After: She and Harris were married 54 years when he passed away in 1995. She passed away in 1998.
Cyd Charisse Age: 67
Then: Ridiculously long-legged dancer, featured in “Singin’ in the Rain” with Gene Kelley and “Silk Stockings” with Fred Astaire. Was largely retired by this time.
After: Remained largely retired, but managed to make her Broadway debut at age 87 in “Grand Hotel.” She passed away in 2008.
Tony Martin (far right) Age: 76
Then: Hit singer, occasional actor and Alice Faye’s ex-husband, he was also largely retired, occasionally performing at limited engagements.
After: Still performing, including a two-night engagement in 2007, age 94. He and Cyd Charisse were married for 60 years when she passed away. Congrats, Mr. Martin, you’re the last senior survivor of this nightmare!
Dorothy Lamour Age: 74
Then: Exotic-looking co-star of the Hope/Crosby “Road” movies, she was doing some occasional dinner theater, plus a cameo in “Creepshow 2” (!!) two years before.
After: Stayed retired. Passed away in 1996.
Roy Rogers & Dale Evans Ages: 77, 76
Then: Retired “King of the Cowboys” and “Queen of the West.” Totally made Gene Autry look like crap.
After: Roy passed away in 1998, Dale in 2001. You can visit their museum in Branson, Mo.
Vincent Price & Coral Browne Ages: 77, 75
Then: Legendary actor known for his horror work, at the time he was enjoying new recognition with younger generations thanks to his “rap” in Michael Jackson’s “Thriller.” He was hosting PBS’ “Mystery,” and voicing the baddie in “The Great Mouse Detective.” She had retired from the stage and screen.
After: Coral passed away in 1991. Vincent’s featured appearance in “Edward Scissorhands,” by uber-fan Tim Burton, was his last film role. He passed away a week before Halloween, 1993.
Rob Lowe Age: 25
Then: Hunky brat-packer who had just had two big hits the previous years with “St. Elmo’s Fire” and “About Last Night.” Received a Golden Globe nomination for “Square Dance” that same year.
Now: Dropped from the A list shortly after the Oscars, but kept working regularly.

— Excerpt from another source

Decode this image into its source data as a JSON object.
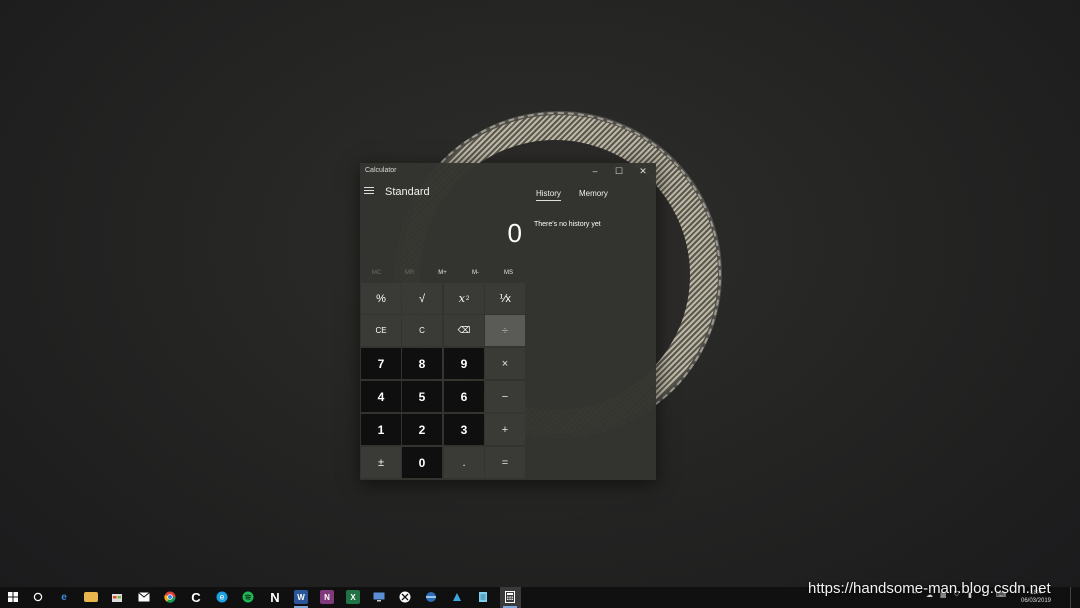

Career rebounded when he moved to television on “The West Wing” and “Brothers and Sisters.” The only other singing he’s done since then I could find was killing time during the holidays with the TSA Choir at LAX.
Val Diamond Age: 37

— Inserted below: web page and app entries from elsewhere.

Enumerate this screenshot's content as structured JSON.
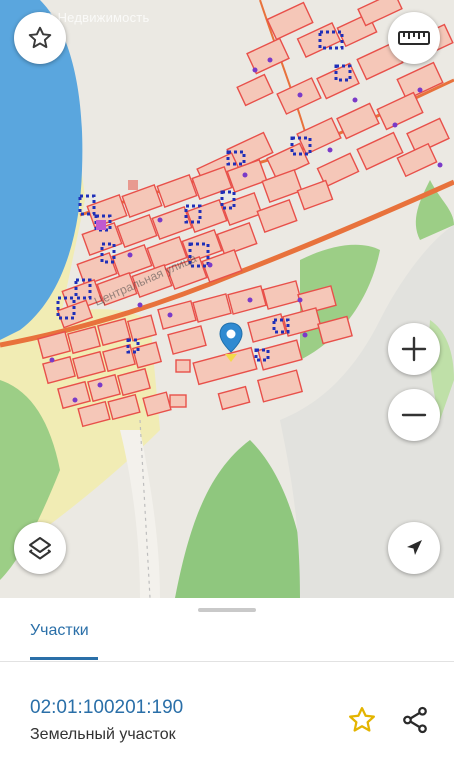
{
  "map": {
    "watermark": "© Недвижимость",
    "street_label": "Центральная улица",
    "colors": {
      "water": "#5aa6de",
      "forest": "#8fc77e",
      "sand": "#f1ecb4",
      "parcel_fill": "#f5c7b8",
      "parcel_border": "#e8504a",
      "road": "#e8723c",
      "marker": "#2f8ad1"
    },
    "controls": {
      "favorite_icon": "star-outline-icon",
      "ruler_icon": "ruler-icon",
      "zoom_in_icon": "plus-icon",
      "zoom_out_icon": "minus-icon",
      "layers_icon": "layers-icon",
      "locate_icon": "navigation-arrow-icon"
    }
  },
  "sheet": {
    "tab_label": "Участки",
    "parcel": {
      "cadastral_number": "02:01:100201:190",
      "type": "Земельный участок"
    },
    "actions": {
      "favorite_icon": "star-outline-icon",
      "share_icon": "share-icon"
    },
    "accent_color": "#2a6fa8",
    "star_color": "#e3b400"
  }
}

Then: Beach Blanket Babylon headliner. Despite her featured spot in this number, she’s not credited. Which just adds to the confusion.
Lily Tomlin Age: 49
Then: Star of movies such as “9 to 5” and “All of Me.” Was about to star in “Big Business” with Bette Midler.
Now: Pops up here and there; video of her fight with David O. Russell on the set of I (heart) Huckabees is more famous than the movie. Occasionally revives hit stage show “The Search for Signs of Intelligent Life in the Universe.”
The Oscars Age (in ’89): 61
Then: Reaction to the show was an avalanche of bile. 17 stars, including Julie Andrews, Sidney Lumet, Paul Newman, Gregory Peck and Billy Wilder, published a letter in the trades calling the show “an embarrassment,” saying it was “neither fitting nor acceptable that the best work in motion pictures be acknowledged in such a demeaning fashion.” The Academy formed a committee to figure out what went wrong.
After: Many changes the committee recommended were made, like having one host, more lone presenters to cut out the awkward chit-chat, and fewer, shorter dance numbers. Billy Crystal hosted the next year and started with what became his signature bit over 7 more Oscar shows – lampooning the big tacky numbers that used to start the show.